The summer of 1976 was the hottest ever recorded in the UK with a CET (mean temperature across representative stations across central England) of 17.8C but the reason it occurred started long before June 1976, which was the first of the three very warm settled summer months. A period of dry spring weather enabled the dry ground to absorb solar radiation very efficiently and heat up rapidly by day as a result. In fact, a warm June is quite an unusual event; we see the hottest day of the year in June only a quarter of the time and there has been little sign of any long term warming trend recently in June; if anything it has become duller and wetter. The hottest June on record in 1976 wasn’t that much warmer than the average July or August but nevertheless it is certainly remembered as being hot. This is perhaps partly as a result of the fact that the hottest weather occured in the last ten days of the month but it was quite dry and warm beforehand.
The month saw progressively rising temperatures in a long spell of quite calm and sunny weather dominated by high pressure. The lack of ground moisture resulted in a high proportion of the sun’s energy being utilised to heat the air, rather than being used for evaporation. Whilst the month started damp by the 2nd as the Azores high ridged towards up and into the country the south became settled although and as it moved further east a southerly flow moved up right across the UK allowing temperatures to rise towards the mid to upper twenties centigrade. By the end of the first week given the constant sunshine and dry ground temperatures rose into the low thirties in parts of the south east, though the heat was not widespread. In fact, the middle of June was mixed with unsettled weather in the north but the high pressure remained across the south so these parts stayed dry.
It was the last ten days though of June that saw the real heatwave. High pressure developing across SE England allowing a continental flow from Spain and temperatures then exceeded 30C every day until the end of the month. From the 23rd June through until the first week of July there were 15 consecutive days when the temperature exceeded 32C somewhere in the country and five days exceeded 35C. On the 26th June 35.4C was reached at North Heath (Sussex) and East Dereham (Norfolk), this is the earliest date in the 20th century that 35C was exceeded. The old London Weather Centre in High Holborn, central London, also recorded a rooftop maximum of nearly 35C (34.8C) on the 26th, whilst Southampton’s Mayflower Park recorded a maximum of 35.6C on the 28th. Nights were particularly uncomfortable for sleeping especially in the cities with minima only falling to 20C at times. Brush and heath fires developed too across the south given the very dry conditions. The New Forest was particularly badly affected, as this 1976 clip shows http://www.youtube.com/watch?v=IHzhI2owHgM&feature=related. Many of the fires were caused by disarded glass bottles, the sun magnified by the glass would then ignite the very dry grass.

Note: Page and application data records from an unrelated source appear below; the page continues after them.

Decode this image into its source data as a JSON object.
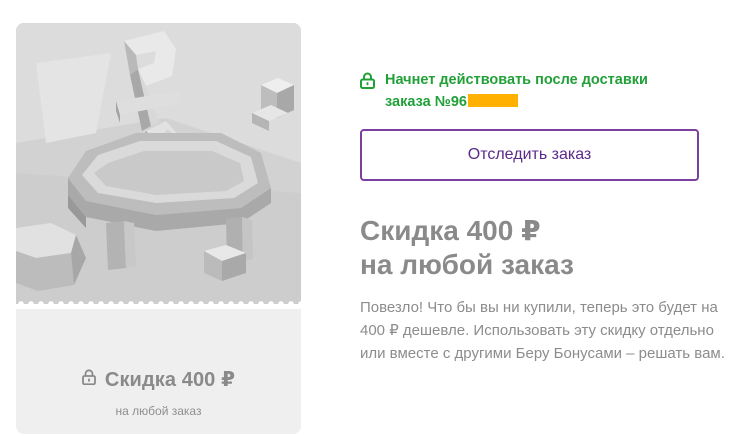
{
  "coupon": {
    "title": "Скидка 400 ₽",
    "subtitle": "на любой заказ",
    "icon": "lock-icon"
  },
  "status": {
    "icon": "lock-icon",
    "color": "#21a038",
    "line1": "Начнет действовать после доставки",
    "line2": "заказа №96"
  },
  "track_button": {
    "label": "Отследить заказ",
    "border_color": "#7b3fa0"
  },
  "headline": {
    "line1": "Скидка 400 ₽",
    "line2": "на любой заказ"
  },
  "description": "Повезло! Что бы вы ни купили, теперь это будет на 400 ₽ дешевле. Использовать эту скидку отдельно или вместе с другими Беру Бонусами – решать вам.",
  "colors": {
    "accent_green": "#21a038",
    "accent_purple": "#7b3fa0",
    "redaction": "#ffb000",
    "muted_text": "#8a8a8a"
  }
}
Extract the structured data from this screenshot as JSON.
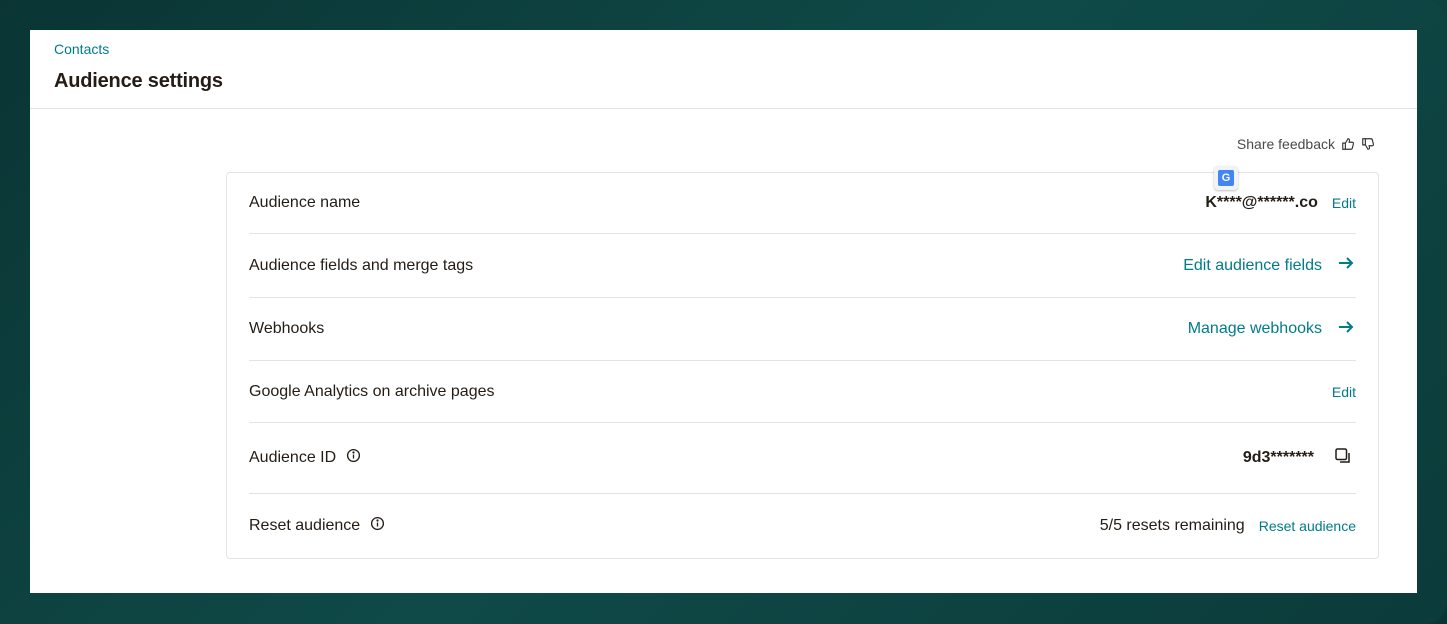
{
  "header": {
    "breadcrumb": "Contacts",
    "title": "Audience settings"
  },
  "feedback": {
    "label": "Share feedback",
    "thumbs_up_icon": "thumbs-up-icon",
    "thumbs_down_icon": "thumbs-down-icon"
  },
  "translate_badge": {
    "icon": "google-translate-icon",
    "glyph": "G"
  },
  "rows": [
    {
      "label": "Audience name",
      "value": "K****@******.co",
      "action": "Edit"
    },
    {
      "label": "Audience fields and merge tags",
      "action": "Edit audience fields",
      "icon": "arrow-right-icon"
    },
    {
      "label": "Webhooks",
      "action": "Manage webhooks",
      "icon": "arrow-right-icon"
    },
    {
      "label": "Google Analytics on archive pages",
      "action": "Edit"
    },
    {
      "label": "Audience ID",
      "value": "9d3*******",
      "icon": "copy-icon",
      "label_icon": "info-icon"
    },
    {
      "label": "Reset audience",
      "value": "5/5 resets remaining",
      "action": "Reset audience",
      "label_icon": "info-icon"
    }
  ],
  "colors": {
    "accent": "#007c89",
    "text": "#241c15",
    "background": "#0b3b3a"
  }
}
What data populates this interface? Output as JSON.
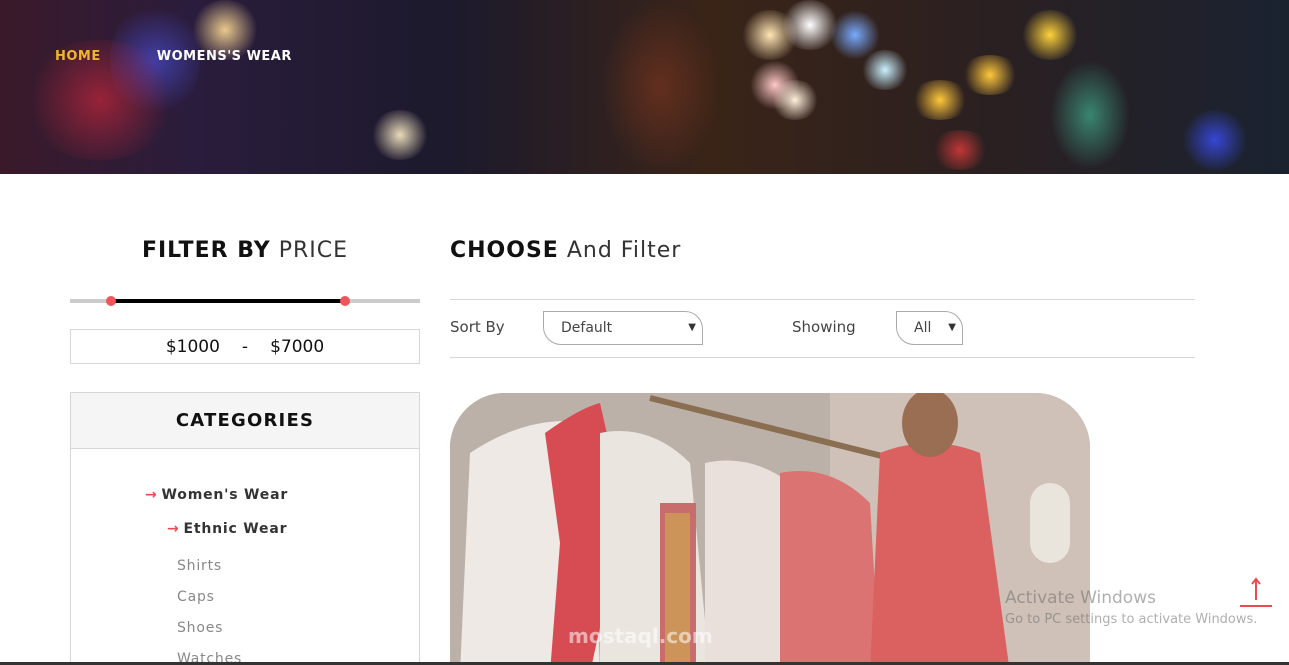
{
  "breadcrumb": {
    "home": "HOME",
    "current": "WOMENS'S WEAR"
  },
  "filter": {
    "title_bold": "FILTER BY",
    "title_light": "PRICE",
    "min_price": "$1000",
    "separator": "-",
    "max_price": "$7000",
    "min_value": 1000,
    "max_value": 7000,
    "accent_color": "#f0555a"
  },
  "categories": {
    "title": "CATEGORIES",
    "main": "Women's Wear",
    "sub": "Ethnic Wear",
    "items": [
      "Shirts",
      "Caps",
      "Shoes",
      "Watches"
    ],
    "arrow_icon": "right-arrow-icon",
    "arrow_color": "#e84c4f"
  },
  "main": {
    "title_bold": "CHOOSE",
    "title_light": "And Filter",
    "sort_label": "Sort By",
    "sort_value": "Default",
    "showing_label": "Showing",
    "showing_value": "All"
  },
  "overlay": {
    "watermark_brand": "mostaql.com",
    "windows_title": "Activate Windows",
    "windows_subtitle": "Go to PC settings to activate Windows."
  },
  "icons": {
    "scroll_top": "up-arrow-icon",
    "scroll_top_color": "#e84c4f",
    "breadcrumb_home_color": "#f0b52e"
  }
}
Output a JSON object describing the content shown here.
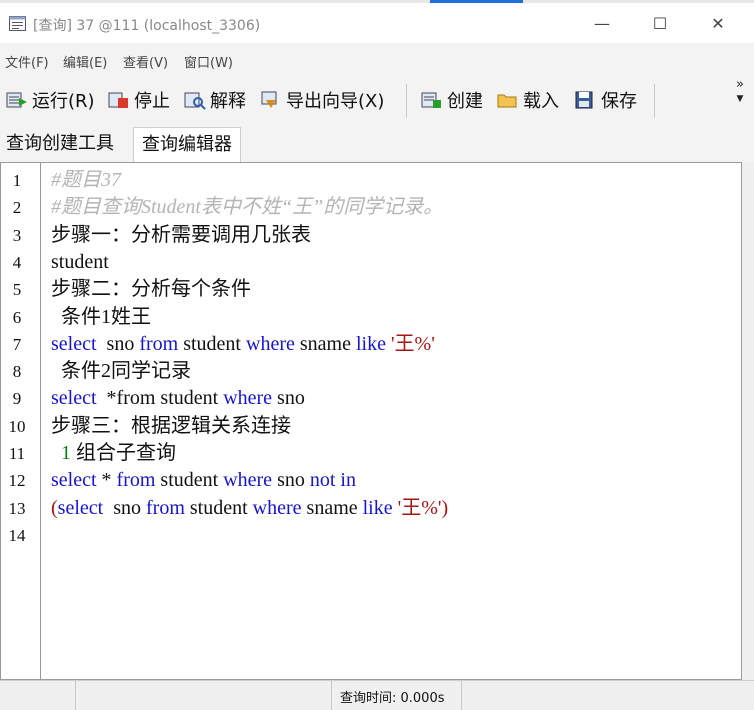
{
  "window": {
    "title": "[查询] 37 @111 (localhost_3306)",
    "minimize": "—",
    "maximize": "☐",
    "close": "✕"
  },
  "menu": [
    {
      "label": "文件(F)"
    },
    {
      "label": "编辑(E)"
    },
    {
      "label": "查看(V)"
    },
    {
      "label": "窗口(W)"
    }
  ],
  "toolbar": {
    "run": "运行(R)",
    "stop": "停止",
    "explain": "解释",
    "export_wizard": "导出向导(X)",
    "create": "创建",
    "load": "载入",
    "save": "保存",
    "more": "»"
  },
  "tabs": [
    {
      "label": "查询创建工具",
      "active": false
    },
    {
      "label": "查询编辑器",
      "active": true
    }
  ],
  "editor": {
    "line_numbers": [
      "1",
      "2",
      "3",
      "4",
      "5",
      "6",
      "7",
      "8",
      "9",
      "10",
      "11",
      "12",
      "13",
      "14"
    ],
    "lines": [
      [
        {
          "t": "#题目37",
          "c": "cm"
        }
      ],
      [
        {
          "t": "#题目查询Student表中不姓“王”的同学记录。",
          "c": "cm"
        }
      ],
      [
        {
          "t": "步骤一：分析需要调用几张表",
          "c": ""
        }
      ],
      [
        {
          "t": "student",
          "c": ""
        }
      ],
      [
        {
          "t": "步骤二：分析每个条件",
          "c": ""
        }
      ],
      [
        {
          "t": "  条件1姓王",
          "c": ""
        }
      ],
      [
        {
          "t": "select",
          "c": "kw"
        },
        {
          "t": "  sno ",
          "c": ""
        },
        {
          "t": "from",
          "c": "kw"
        },
        {
          "t": " student ",
          "c": ""
        },
        {
          "t": "where",
          "c": "kw"
        },
        {
          "t": " sname ",
          "c": ""
        },
        {
          "t": "like",
          "c": "kw"
        },
        {
          "t": " '王%'",
          "c": "str"
        }
      ],
      [
        {
          "t": "  条件2同学记录",
          "c": ""
        }
      ],
      [
        {
          "t": "select",
          "c": "kw"
        },
        {
          "t": "  *from student ",
          "c": ""
        },
        {
          "t": "where",
          "c": "kw"
        },
        {
          "t": " sno",
          "c": ""
        }
      ],
      [
        {
          "t": "步骤三：根据逻辑关系连接",
          "c": ""
        }
      ],
      [
        {
          "t": "  ",
          "c": ""
        },
        {
          "t": "1",
          "c": "num"
        },
        {
          "t": " 组合子查询",
          "c": ""
        }
      ],
      [
        {
          "t": "select",
          "c": "kw"
        },
        {
          "t": " * ",
          "c": ""
        },
        {
          "t": "from",
          "c": "kw"
        },
        {
          "t": " student ",
          "c": ""
        },
        {
          "t": "where",
          "c": "kw"
        },
        {
          "t": " sno ",
          "c": ""
        },
        {
          "t": "not in",
          "c": "kw"
        }
      ],
      [
        {
          "t": "(",
          "c": "par"
        },
        {
          "t": "select",
          "c": "kw"
        },
        {
          "t": "  sno ",
          "c": ""
        },
        {
          "t": "from",
          "c": "kw"
        },
        {
          "t": " student ",
          "c": ""
        },
        {
          "t": "where",
          "c": "kw"
        },
        {
          "t": " sname ",
          "c": ""
        },
        {
          "t": "like",
          "c": "kw"
        },
        {
          "t": " '王%'",
          "c": "str"
        },
        {
          "t": ")",
          "c": "par"
        }
      ],
      []
    ]
  },
  "status": {
    "query_time": "查询时间: 0.000s"
  },
  "colors": {
    "keyword": "#1515cc",
    "string": "#a31515",
    "comment": "#b4b4b4",
    "number": "#0c7a0c"
  }
}
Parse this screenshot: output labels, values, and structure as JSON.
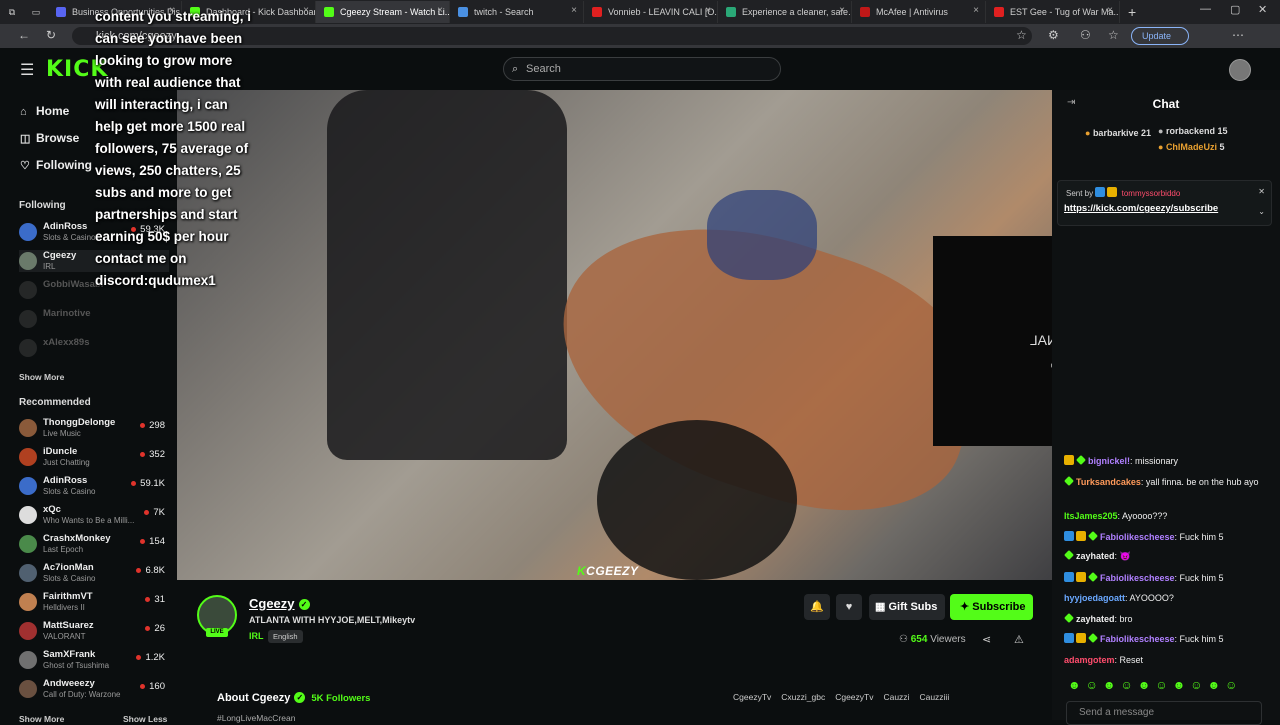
{
  "browser": {
    "tabs": [
      {
        "label": "Business Opportunities Dis...",
        "color": "#5865f2"
      },
      {
        "label": "Dashboard - Kick Dashboard",
        "color": "#53fc18"
      },
      {
        "label": "Cgeezy Stream - Watch Li...",
        "color": "#53fc18"
      },
      {
        "label": "twitch - Search",
        "color": "#4a90e2"
      },
      {
        "label": "Vonnieb - LEAVIN CALI [O...",
        "color": "#e02020"
      },
      {
        "label": "Experience a cleaner, safe...",
        "color": "#2aa877"
      },
      {
        "label": "McAfee | Antivirus",
        "color": "#c01818"
      },
      {
        "label": "EST Gee - Tug of War Ma...",
        "color": "#e02020"
      }
    ],
    "url": "kick.com/cgeezy",
    "update_label": "Update"
  },
  "kick": {
    "logo": "KICK",
    "search_placeholder": "Search"
  },
  "sidebar": {
    "nav": [
      {
        "label": "Home",
        "icon": "home-icon",
        "glyph": "⌂"
      },
      {
        "label": "Browse",
        "icon": "browse-icon",
        "glyph": "◫"
      },
      {
        "label": "Following",
        "icon": "heart-icon",
        "glyph": "♡"
      }
    ],
    "following_title": "Following",
    "following": [
      {
        "name": "AdinRoss",
        "sub": "Slots & Casino",
        "viewers": "59.3K",
        "color": "#3b6cc9"
      },
      {
        "name": "Cgeezy",
        "sub": "IRL",
        "viewers": "",
        "color": "#6a7a6a"
      },
      {
        "name": "GobbiWasabi",
        "sub": "",
        "viewers": "",
        "color": "#555"
      },
      {
        "name": "Marinotive",
        "sub": "",
        "viewers": "",
        "color": "#555"
      },
      {
        "name": "xAlexx89s",
        "sub": "",
        "viewers": "",
        "color": "#555"
      }
    ],
    "show_more": "Show More",
    "recommended_title": "Recommended",
    "recommended": [
      {
        "name": "ThonggDelonge",
        "sub": "Live Music",
        "viewers": "298",
        "color": "#8a5a3a"
      },
      {
        "name": "iDuncle",
        "sub": "Just Chatting",
        "viewers": "352",
        "color": "#b04020"
      },
      {
        "name": "AdinRoss",
        "sub": "Slots & Casino",
        "viewers": "59.1K",
        "color": "#3b6cc9"
      },
      {
        "name": "xQc",
        "sub": "Who Wants to Be a Milli...",
        "viewers": "7K",
        "color": "#ddd"
      },
      {
        "name": "CrashxMonkey",
        "sub": "Last Epoch",
        "viewers": "154",
        "color": "#4a8a4a"
      },
      {
        "name": "Ac7ionMan",
        "sub": "Slots & Casino",
        "viewers": "6.8K",
        "color": "#506070"
      },
      {
        "name": "FairithmVT",
        "sub": "Helldivers II",
        "viewers": "31",
        "color": "#c08050"
      },
      {
        "name": "MattSuarez",
        "sub": "VALORANT",
        "viewers": "26",
        "color": "#a03030"
      },
      {
        "name": "SamXFrank",
        "sub": "Ghost of Tsushima",
        "viewers": "1.2K",
        "color": "#707070"
      },
      {
        "name": "Andweeezy",
        "sub": "Call of Duty: Warzone",
        "viewers": "160",
        "color": "#6a5040"
      }
    ],
    "bottom_left": "Show More",
    "bottom_right": "Show Less"
  },
  "overlay_text": "content you streaming, i\ncan see you have been\nlooking to grow more\nwith real audience that\nwill interacting, i can\nhelp get more 1500 real\nfollowers, 75 average of\nviews, 250 chatters, 25\nsubs and more to get\npartnerships and start\nearning 50$ per hour\ncontact me on\ndiscord:qudumex1",
  "video": {
    "watermark_k": "K",
    "watermark": "CGEEZY",
    "no_signal": "NO SIGNAL",
    "elgato": "◎ elgato"
  },
  "stream": {
    "name": "Cgeezy",
    "verified": "✓",
    "live": "LIVE",
    "title": "ATLANTA WITH HYYJOE,MELT,Mikeytv",
    "category": "IRL",
    "language": "English",
    "gift_label": "Gift Subs",
    "subscribe_label": "Subscribe",
    "viewers": "654",
    "viewers_label": "Viewers",
    "about": "About Cgeezy",
    "followers": "5K Followers",
    "tag": "#LongLiveMacCrean",
    "socials": [
      "CgeezyTv",
      "Cxuzzi_gbc",
      "CgeezyTv",
      "Cauzzi",
      "Cauzziii"
    ]
  },
  "chat": {
    "title": "Chat",
    "leaders": [
      {
        "name": "barbarkive",
        "count": "21",
        "color": "#e8a030"
      },
      {
        "name": "rorbackend",
        "count": "15",
        "color": "#bbbbbb"
      },
      {
        "name": "ChIMadeUzi",
        "count": "5",
        "color": "#e8a030"
      }
    ],
    "pinned_by": "Sent by",
    "pinned_user": "tommyssorbiddo",
    "pinned_link": "https://kick.com/cgeezy/subscribe",
    "messages": [
      {
        "user": "bignickel!",
        "color": "#b080ff",
        "text": ": missionary",
        "badges": 2
      },
      {
        "user": "Turksandcakes",
        "color": "#ff9a5a",
        "text": ": yall finna. be on the hub ayo",
        "badges": 1
      },
      {
        "user": "ItsJames205",
        "color": "#53fc18",
        "text": ": Ayoooo???",
        "badges": 0
      },
      {
        "user": "Fabiolikescheese",
        "color": "#b080ff",
        "text": ": Fuck him 5",
        "badges": 3
      },
      {
        "user": "zayhated",
        "color": "#eeeeee",
        "text": ": 😈",
        "badges": 1
      },
      {
        "user": "Fabiolikescheese",
        "color": "#b080ff",
        "text": ": Fuck him 5",
        "badges": 3
      },
      {
        "user": "hyyjoedagoatt",
        "color": "#6aa8ff",
        "text": ": AYOOOO?",
        "badges": 0
      },
      {
        "user": "zayhated",
        "color": "#eeeeee",
        "text": ": bro",
        "badges": 1
      },
      {
        "user": "Fabiolikescheese",
        "color": "#b080ff",
        "text": ": Fuck him 5",
        "badges": 3
      },
      {
        "user": "adamgotem",
        "color": "#ff4d6d",
        "text": ": Reset",
        "badges": 0
      }
    ],
    "emotes": "☻☺☻☺☻☺☻☺☻☺",
    "send_placeholder": "Send a message"
  }
}
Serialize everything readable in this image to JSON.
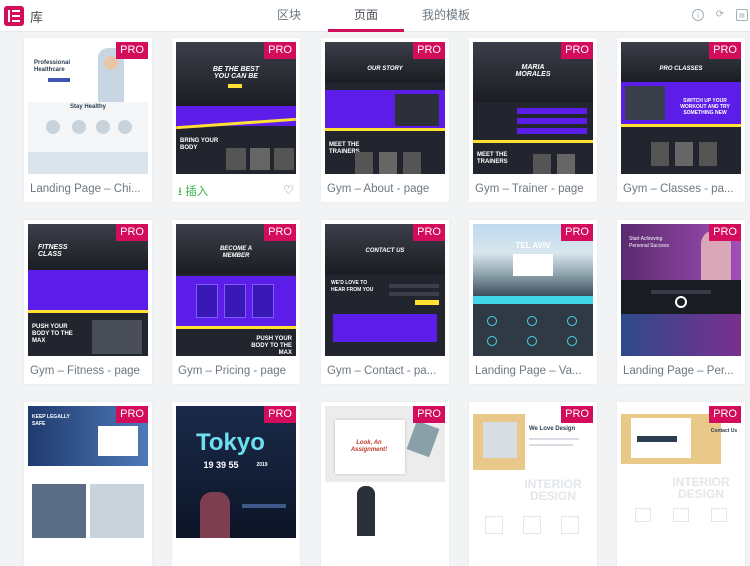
{
  "header": {
    "title": "库",
    "tabs": [
      {
        "label": "区块",
        "active": false
      },
      {
        "label": "页面",
        "active": true
      },
      {
        "label": "我的模板",
        "active": false
      }
    ],
    "icons": [
      "info-icon",
      "sync-icon",
      "save-icon"
    ]
  },
  "colors": {
    "accent": "#d30c5c",
    "insert": "#39b54a",
    "gym_purple": "#5c1de8",
    "gym_yellow": "#ffe033"
  },
  "cards": [
    {
      "caption": "Landing Page – Chi...",
      "badge": "PRO",
      "thumb_text": [
        "Professional Healthcare",
        "Stay Healthy"
      ]
    },
    {
      "caption": "",
      "badge": "PRO",
      "insert_label": "插入",
      "thumb_text": [
        "BE THE BEST YOU CAN BE",
        "BRING YOUR BODY"
      ]
    },
    {
      "caption": "Gym – About - page",
      "badge": "PRO",
      "thumb_text": [
        "OUR STORY",
        "MEET THE TRAINERS"
      ]
    },
    {
      "caption": "Gym – Trainer - page",
      "badge": "PRO",
      "thumb_text": [
        "MARIA MORALES",
        "MEET THE TRAINERS"
      ]
    },
    {
      "caption": "Gym – Classes - pa...",
      "badge": "PRO",
      "thumb_text": [
        "PRO CLASSES",
        "SWITCH UP YOUR WORKOUT AND TRY SOMETHING NEW"
      ]
    },
    {
      "caption": "Gym – Fitness - page",
      "badge": "PRO",
      "thumb_text": [
        "FITNESS CLASS",
        "PUSH YOUR BODY TO THE MAX"
      ]
    },
    {
      "caption": "Gym – Pricing - page",
      "badge": "PRO",
      "thumb_text": [
        "BECOME A MEMBER",
        "PUSH YOUR BODY TO THE MAX"
      ]
    },
    {
      "caption": "Gym – Contact - pa...",
      "badge": "PRO",
      "thumb_text": [
        "CONTACT US",
        "WE'D LOVE TO HEAR FROM YOU"
      ]
    },
    {
      "caption": "Landing Page – Va...",
      "badge": "PRO",
      "thumb_text": [
        "TEL AVIV"
      ]
    },
    {
      "caption": "Landing Page – Per...",
      "badge": "PRO",
      "thumb_text": [
        "Start Achieving Personal Success"
      ]
    },
    {
      "caption": "",
      "badge": "PRO",
      "thumb_text": [
        "KEEP LEGALLY SAFE"
      ]
    },
    {
      "caption": "",
      "badge": "PRO",
      "thumb_text": [
        "Tokyo",
        "19 39 55",
        "2019"
      ]
    },
    {
      "caption": "",
      "badge": "PRO",
      "thumb_text": [
        "Look, An Assignment!"
      ]
    },
    {
      "caption": "",
      "badge": "PRO",
      "thumb_text": [
        "We Love Design",
        "INTERIOR DESIGN"
      ]
    },
    {
      "caption": "",
      "badge": "PRO",
      "thumb_text": [
        "INTERIOR DESIGN",
        "Contact Us"
      ]
    }
  ]
}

Even along the coast there were quite high temperatures reported as coastal breezes were suppressed by stable high pressure inhibiting convection of the hot air inland. Temperatures above 30°C were recorded at numerous coastal locations in the latter part of June.
The heatwave continued through the rest of the summer of 1976 as well and is still remembered by many in their forties and above now as being perhaps the most persistently hot spell in the UK in their recollection.